Cortisol also has a circadian rhythm and is lowest around midnight, starts to rise around 3 a.m., and is highest around 8:30 a.m.[213]  The rise in cortisol after T3 peaks suggests that T3 is what gives the adrenals the energy they need at that hour to produce cortisol. (The statement that follows is for already diagnosed and medically treated patients- Do not do this on your own!)  Patients taking a dose of T3 before waking have reported improved cortisol levels, and some that were taking hydrocortisone have been able to wean off.  Thyroidectomized animal studies show that low thyroid levels lead to low cortisol levels.  To correct low thyroid levels, thyroid hormone must be administered.  However, thyroid hormone replacement can trigger an adrenal crisis if cortisol levels are insufficient.  How can this vicious circle be broken?  Instead of taking hydrocortisone, the adrenals can be supported with various vitamins, herbs, and supplements, and thyroid hormone should be raised slowly.  Vitamins A, B, and C are found in high concentrations in the adrenal glands and can be supplemented.[214)
*the numbers are scientific citations for her statements.

Lougheed, [...] S.. Tired Thyroid: From Hyper to Hypo to Healing—Breaking the TSH Rule . Grain of Salt Publications LLC. Kindle Edition.


According to Dr. Abram Hoffer, Canadian psychiatrist, who treated withdrawal and mental disorders, niacin and vitamin C are especially useful.  He was able to help heroin addicts stop using without significant symptoms.  Detractors claim his original hypothesis of adrenochrome was inaccurate.  He stated that it was a working model, and if further research led elsewhere, no problem. Both vitamin C and niacin are benign substances that are not stored by humans.  Clinically it helps.

Buffered vitamin C - to support the adrenals.  Buffered form protects the gut from irritation. (Concerned about side effects of vitamins C? https://www.foodsmatter.com/nutrition_micronutrition/vitamins/articles/vit_c_therapy.html )

Niacin- calms anxiety and supports adrenals.  Although Dr. Hoffer used regular niacin, I couldn't take the flushing and use non-flush brand. It still helps.

Taurine- pseudo amino acid that is a natural anti-seizure med. It is found in bile salts made in the liver and consumed in meat. Works well for tremoring/muscle shaking.  It is the only substance known to reverse diabetic retinopathy.  Caution: It lowers blood sugar so you must take with food.  Is it safe?
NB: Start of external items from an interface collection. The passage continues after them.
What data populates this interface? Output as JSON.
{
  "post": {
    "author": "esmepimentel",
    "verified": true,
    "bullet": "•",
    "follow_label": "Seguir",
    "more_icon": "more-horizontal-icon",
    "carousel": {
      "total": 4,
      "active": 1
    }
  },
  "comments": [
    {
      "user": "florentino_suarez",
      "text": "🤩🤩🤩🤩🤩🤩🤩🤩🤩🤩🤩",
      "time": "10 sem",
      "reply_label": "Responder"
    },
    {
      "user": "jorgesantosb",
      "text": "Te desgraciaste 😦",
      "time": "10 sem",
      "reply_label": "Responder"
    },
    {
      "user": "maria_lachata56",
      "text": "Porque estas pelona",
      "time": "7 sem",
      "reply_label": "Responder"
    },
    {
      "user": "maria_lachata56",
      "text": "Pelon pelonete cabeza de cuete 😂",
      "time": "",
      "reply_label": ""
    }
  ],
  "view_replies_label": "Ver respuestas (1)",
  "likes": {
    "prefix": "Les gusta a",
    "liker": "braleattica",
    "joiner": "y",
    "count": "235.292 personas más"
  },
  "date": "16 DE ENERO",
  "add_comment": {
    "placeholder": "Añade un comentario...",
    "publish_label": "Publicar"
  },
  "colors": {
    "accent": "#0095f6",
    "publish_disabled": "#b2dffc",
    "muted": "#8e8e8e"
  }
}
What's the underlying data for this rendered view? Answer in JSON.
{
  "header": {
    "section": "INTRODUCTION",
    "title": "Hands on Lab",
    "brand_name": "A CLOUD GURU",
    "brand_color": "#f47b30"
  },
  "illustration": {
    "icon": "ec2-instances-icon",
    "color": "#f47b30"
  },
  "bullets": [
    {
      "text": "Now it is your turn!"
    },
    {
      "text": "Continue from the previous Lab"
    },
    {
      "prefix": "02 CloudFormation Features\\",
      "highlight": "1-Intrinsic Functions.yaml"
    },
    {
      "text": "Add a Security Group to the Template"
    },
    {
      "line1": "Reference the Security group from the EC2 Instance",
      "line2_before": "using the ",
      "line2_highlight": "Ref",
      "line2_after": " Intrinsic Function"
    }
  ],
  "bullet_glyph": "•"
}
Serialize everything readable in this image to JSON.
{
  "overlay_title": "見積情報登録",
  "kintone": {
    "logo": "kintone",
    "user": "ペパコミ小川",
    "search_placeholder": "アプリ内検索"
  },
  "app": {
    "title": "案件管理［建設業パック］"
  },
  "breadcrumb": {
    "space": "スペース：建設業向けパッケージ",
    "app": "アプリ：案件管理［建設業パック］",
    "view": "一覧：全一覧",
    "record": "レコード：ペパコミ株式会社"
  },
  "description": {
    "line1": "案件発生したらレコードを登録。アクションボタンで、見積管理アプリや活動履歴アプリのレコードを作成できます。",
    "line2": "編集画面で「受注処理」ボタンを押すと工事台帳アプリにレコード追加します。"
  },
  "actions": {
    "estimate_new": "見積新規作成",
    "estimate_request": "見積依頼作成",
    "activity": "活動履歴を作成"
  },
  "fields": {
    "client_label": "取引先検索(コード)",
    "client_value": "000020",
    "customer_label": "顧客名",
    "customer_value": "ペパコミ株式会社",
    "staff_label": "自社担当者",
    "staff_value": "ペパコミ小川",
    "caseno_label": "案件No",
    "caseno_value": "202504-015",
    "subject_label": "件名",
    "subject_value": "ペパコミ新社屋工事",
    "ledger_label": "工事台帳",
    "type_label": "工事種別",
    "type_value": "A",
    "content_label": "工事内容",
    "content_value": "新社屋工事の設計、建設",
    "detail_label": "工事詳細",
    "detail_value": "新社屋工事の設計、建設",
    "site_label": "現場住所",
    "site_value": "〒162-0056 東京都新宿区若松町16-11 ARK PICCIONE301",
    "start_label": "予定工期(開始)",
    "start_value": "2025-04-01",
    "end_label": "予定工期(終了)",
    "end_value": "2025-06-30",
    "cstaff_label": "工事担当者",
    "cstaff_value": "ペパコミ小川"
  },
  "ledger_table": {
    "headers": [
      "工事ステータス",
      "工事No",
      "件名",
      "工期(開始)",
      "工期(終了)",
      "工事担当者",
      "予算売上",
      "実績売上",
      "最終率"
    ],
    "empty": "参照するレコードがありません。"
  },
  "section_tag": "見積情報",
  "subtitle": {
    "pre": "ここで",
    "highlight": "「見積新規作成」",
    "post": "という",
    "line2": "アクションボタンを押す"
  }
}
Good enough for the FDA as it is found in large quantities in energy drinks.

Vitamin A is a fat soluble vitamin crucial for all linings (gut, lungs, etc.), the skin, and the conversion of thyroid to its active form. Although overdose is possible, it is incredibly rarely reported in the literature unless someone downs an entire bottle or eats polar bear liver (1 million units per ounce.)

Ashwaganda is an adaptogen herb that uniquely can support low or high thyroid to help normalize it. Although I've not found evidence of a "toxic dose" level, generally the upward amount is about 1200-1500mg per day.

Everyone is speaking from their unique perspective.  There are commonalities, but things are different based on many factors. The withdrawal experience of a 30 something male with testosterone protecting his thyroid is not the same as a woman who has fluctuations of estrogen and progesterone with her cycle which greatly affect the thyroid. An older person's liver doesn't have the same clearance rate for metabolites as the young guy. Your journey may be easier than someone else's, and it's not due to their lack of willpower, laziness, etc. but physiology.  Although attitude, support structure, etc. can greatly affect your view, you cannot overcome your body's abilities like the amount of thyroid you make. Help it to heal.

This is a place to seek help. Be kind and supportive.
Suggestions, opinions and/or advice provided by the author of this post should not be regarded as medical advice; nor should it substitute for professional medical care. Consult your doctor before making any changes to your medication. Please read our Community Policy Documents board for further information.